Element data from apps and pages
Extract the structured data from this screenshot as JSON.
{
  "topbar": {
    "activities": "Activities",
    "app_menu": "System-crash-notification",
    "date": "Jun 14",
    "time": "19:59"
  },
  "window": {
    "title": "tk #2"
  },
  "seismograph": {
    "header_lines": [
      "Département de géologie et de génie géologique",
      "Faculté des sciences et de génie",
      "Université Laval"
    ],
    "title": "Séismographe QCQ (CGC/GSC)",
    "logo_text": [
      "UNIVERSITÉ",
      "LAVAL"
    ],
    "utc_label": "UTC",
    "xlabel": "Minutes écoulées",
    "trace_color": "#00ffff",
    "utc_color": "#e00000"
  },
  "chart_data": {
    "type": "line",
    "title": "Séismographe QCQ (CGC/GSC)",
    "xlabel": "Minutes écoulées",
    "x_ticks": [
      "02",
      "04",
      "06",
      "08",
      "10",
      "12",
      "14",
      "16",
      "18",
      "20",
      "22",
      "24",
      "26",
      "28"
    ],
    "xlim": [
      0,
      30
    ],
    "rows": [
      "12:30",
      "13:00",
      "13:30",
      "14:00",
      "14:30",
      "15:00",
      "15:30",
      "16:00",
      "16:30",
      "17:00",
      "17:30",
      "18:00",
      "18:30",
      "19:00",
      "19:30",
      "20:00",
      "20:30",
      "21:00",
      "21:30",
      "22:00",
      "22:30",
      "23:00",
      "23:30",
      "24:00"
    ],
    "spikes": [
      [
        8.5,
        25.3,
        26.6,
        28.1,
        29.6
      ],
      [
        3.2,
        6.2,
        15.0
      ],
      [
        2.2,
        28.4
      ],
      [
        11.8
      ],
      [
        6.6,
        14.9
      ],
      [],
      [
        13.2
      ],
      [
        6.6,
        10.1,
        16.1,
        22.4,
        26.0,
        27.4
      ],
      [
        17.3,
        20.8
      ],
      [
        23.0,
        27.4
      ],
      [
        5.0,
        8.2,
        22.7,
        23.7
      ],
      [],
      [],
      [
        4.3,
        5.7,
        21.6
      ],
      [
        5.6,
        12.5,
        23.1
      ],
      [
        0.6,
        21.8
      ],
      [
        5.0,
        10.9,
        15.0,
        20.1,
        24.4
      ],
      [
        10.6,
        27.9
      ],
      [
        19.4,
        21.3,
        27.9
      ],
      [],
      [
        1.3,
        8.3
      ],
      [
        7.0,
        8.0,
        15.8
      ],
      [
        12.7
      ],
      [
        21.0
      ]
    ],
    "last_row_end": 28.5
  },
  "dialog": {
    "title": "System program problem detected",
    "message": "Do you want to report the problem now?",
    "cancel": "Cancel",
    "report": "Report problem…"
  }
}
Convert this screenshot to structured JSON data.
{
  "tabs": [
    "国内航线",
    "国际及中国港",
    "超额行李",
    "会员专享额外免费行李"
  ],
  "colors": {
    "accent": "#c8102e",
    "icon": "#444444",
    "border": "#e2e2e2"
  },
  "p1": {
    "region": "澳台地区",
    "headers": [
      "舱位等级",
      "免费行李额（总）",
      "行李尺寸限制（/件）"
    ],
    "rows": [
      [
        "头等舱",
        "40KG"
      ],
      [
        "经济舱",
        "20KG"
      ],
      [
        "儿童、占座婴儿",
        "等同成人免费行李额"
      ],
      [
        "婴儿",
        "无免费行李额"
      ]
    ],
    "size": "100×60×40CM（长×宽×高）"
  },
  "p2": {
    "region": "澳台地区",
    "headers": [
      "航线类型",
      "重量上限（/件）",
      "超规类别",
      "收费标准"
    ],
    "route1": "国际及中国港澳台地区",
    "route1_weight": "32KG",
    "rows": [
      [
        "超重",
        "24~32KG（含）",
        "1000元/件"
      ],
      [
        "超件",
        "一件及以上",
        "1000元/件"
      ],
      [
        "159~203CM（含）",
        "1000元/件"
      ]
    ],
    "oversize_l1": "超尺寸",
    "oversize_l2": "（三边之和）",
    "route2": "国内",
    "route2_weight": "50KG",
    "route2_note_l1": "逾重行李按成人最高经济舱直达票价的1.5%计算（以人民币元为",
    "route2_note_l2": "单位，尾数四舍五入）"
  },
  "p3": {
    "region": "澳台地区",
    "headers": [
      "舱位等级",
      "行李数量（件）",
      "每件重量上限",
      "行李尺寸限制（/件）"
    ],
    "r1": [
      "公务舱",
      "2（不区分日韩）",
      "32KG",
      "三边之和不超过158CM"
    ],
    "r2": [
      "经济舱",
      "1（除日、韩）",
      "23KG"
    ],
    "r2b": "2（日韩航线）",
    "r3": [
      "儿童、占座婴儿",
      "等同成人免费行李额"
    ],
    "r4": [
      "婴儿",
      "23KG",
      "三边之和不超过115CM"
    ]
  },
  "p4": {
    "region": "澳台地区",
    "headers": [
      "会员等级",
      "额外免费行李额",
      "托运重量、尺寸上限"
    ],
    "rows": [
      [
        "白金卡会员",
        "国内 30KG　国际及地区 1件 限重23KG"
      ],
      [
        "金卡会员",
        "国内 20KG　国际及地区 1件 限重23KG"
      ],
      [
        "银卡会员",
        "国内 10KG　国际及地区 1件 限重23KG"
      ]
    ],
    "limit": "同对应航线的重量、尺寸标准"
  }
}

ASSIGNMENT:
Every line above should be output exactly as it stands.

RESULT OF THE EXERCISE:
Extract the structured data from this screenshot as JSON.
{
  "topbar": {
    "activities": "Activities",
    "app_menu": "System-crash-notification",
    "date": "Jun 14",
    "time": "19:59"
  },
  "window": {
    "title": "tk #2"
  },
  "seismograph": {
    "header_lines": [
      "Département de géologie et de génie géologique",
      "Faculté des sciences et de génie",
      "Université Laval"
    ],
    "title": "Séismographe QCQ (CGC/GSC)",
    "logo_text": [
      "UNIVERSITÉ",
      "LAVAL"
    ],
    "utc_label": "UTC",
    "xlabel": "Minutes écoulées",
    "trace_color": "#00ffff",
    "utc_color": "#e00000"
  },
  "chart_data": {
    "type": "line",
    "title": "Séismographe QCQ (CGC/GSC)",
    "xlabel": "Minutes écoulées",
    "x_ticks": [
      "02",
      "04",
      "06",
      "08",
      "10",
      "12",
      "14",
      "16",
      "18",
      "20",
      "22",
      "24",
      "26",
      "28"
    ],
    "xlim": [
      0,
      30
    ],
    "rows": [
      "12:30",
      "13:00",
      "13:30",
      "14:00",
      "14:30",
      "15:00",
      "15:30",
      "16:00",
      "16:30",
      "17:00",
      "17:30",
      "18:00",
      "18:30",
      "19:00",
      "19:30",
      "20:00",
      "20:30",
      "21:00",
      "21:30",
      "22:00",
      "22:30",
      "23:00",
      "23:30",
      "24:00"
    ],
    "spikes": [
      [
        8.5,
        25.3,
        26.6,
        28.1,
        29.6
      ],
      [
        3.2,
        6.2,
        15.0
      ],
      [
        2.2,
        28.4
      ],
      [
        11.8
      ],
      [
        6.6,
        14.9
      ],
      [],
      [
        13.2
      ],
      [
        6.6,
        10.1,
        16.1,
        22.4,
        26.0,
        27.4
      ],
      [
        17.3,
        20.8
      ],
      [
        23.0,
        27.4
      ],
      [
        5.0,
        8.2,
        22.7,
        23.7
      ],
      [],
      [],
      [
        4.3,
        5.7,
        21.6
      ],
      [
        5.6,
        12.5,
        23.1
      ],
      [
        0.6,
        21.8
      ],
      [
        5.0,
        10.9,
        15.0,
        20.1,
        24.4
      ],
      [
        10.6,
        27.9
      ],
      [
        19.4,
        21.3,
        27.9
      ],
      [],
      [
        1.3,
        8.3
      ],
      [
        7.0,
        8.0,
        15.8
      ],
      [
        12.7
      ],
      [
        21.0
      ]
    ],
    "last_row_end": 28.5
  },
  "dialog": {
    "title": "System program problem detected",
    "message": "Do you want to report the problem now?",
    "cancel": "Cancel",
    "report": "Report problem…"
  }
}
Convert this screenshot to structured JSON data.
{
  "tabs": [
    "国内航线",
    "国际及中国港",
    "超额行李",
    "会员专享额外免费行李"
  ],
  "colors": {
    "accent": "#c8102e",
    "icon": "#444444",
    "border": "#e2e2e2"
  },
  "p1": {
    "region": "澳台地区",
    "headers": [
      "舱位等级",
      "免费行李额（总）",
      "行李尺寸限制（/件）"
    ],
    "rows": [
      [
        "头等舱",
        "40KG"
      ],
      [
        "经济舱",
        "20KG"
      ],
      [
        "儿童、占座婴儿",
        "等同成人免费行李额"
      ],
      [
        "婴儿",
        "无免费行李额"
      ]
    ],
    "size": "100×60×40CM（长×宽×高）"
  },
  "p2": {
    "region": "澳台地区",
    "headers": [
      "航线类型",
      "重量上限（/件）",
      "超规类别",
      "收费标准"
    ],
    "route1": "国际及中国港澳台地区",
    "route1_weight": "32KG",
    "rows": [
      [
        "超重",
        "24~32KG（含）",
        "1000元/件"
      ],
      [
        "超件",
        "一件及以上",
        "1000元/件"
      ],
      [
        "159~203CM（含）",
        "1000元/件"
      ]
    ],
    "oversize_l1": "超尺寸",
    "oversize_l2": "（三边之和）",
    "route2": "国内",
    "route2_weight": "50KG",
    "route2_note_l1": "逾重行李按成人最高经济舱直达票价的1.5%计算（以人民币元为",
    "route2_note_l2": "单位，尾数四舍五入）"
  },
  "p3": {
    "region": "澳台地区",
    "headers": [
      "舱位等级",
      "行李数量（件）",
      "每件重量上限",
      "行李尺寸限制（/件）"
    ],
    "r1": [
      "公务舱",
      "2（不区分日韩）",
      "32KG",
      "三边之和不超过158CM"
    ],
    "r2": [
      "经济舱",
      "1（除日、韩）",
      "23KG"
    ],
    "r2b": "2（日韩航线）",
    "r3": [
      "儿童、占座婴儿",
      "等同成人免费行李额"
    ],
    "r4": [
      "婴儿",
      "23KG",
      "三边之和不超过115CM"
    ]
  },
  "p4": {
    "region": "澳台地区",
    "headers": [
      "会员等级",
      "额外免费行李额",
      "托运重量、尺寸上限"
    ],
    "rows": [
      [
        "白金卡会员",
        "国内 30KG　国际及地区 1件 限重23KG"
      ],
      [
        "金卡会员",
        "国内 20KG　国际及地区 1件 限重23KG"
      ],
      [
        "银卡会员",
        "国内 10KG　国际及地区 1件 限重23KG"
      ]
    ],
    "limit": "同对应航线的重量、尺寸标准"
  }
}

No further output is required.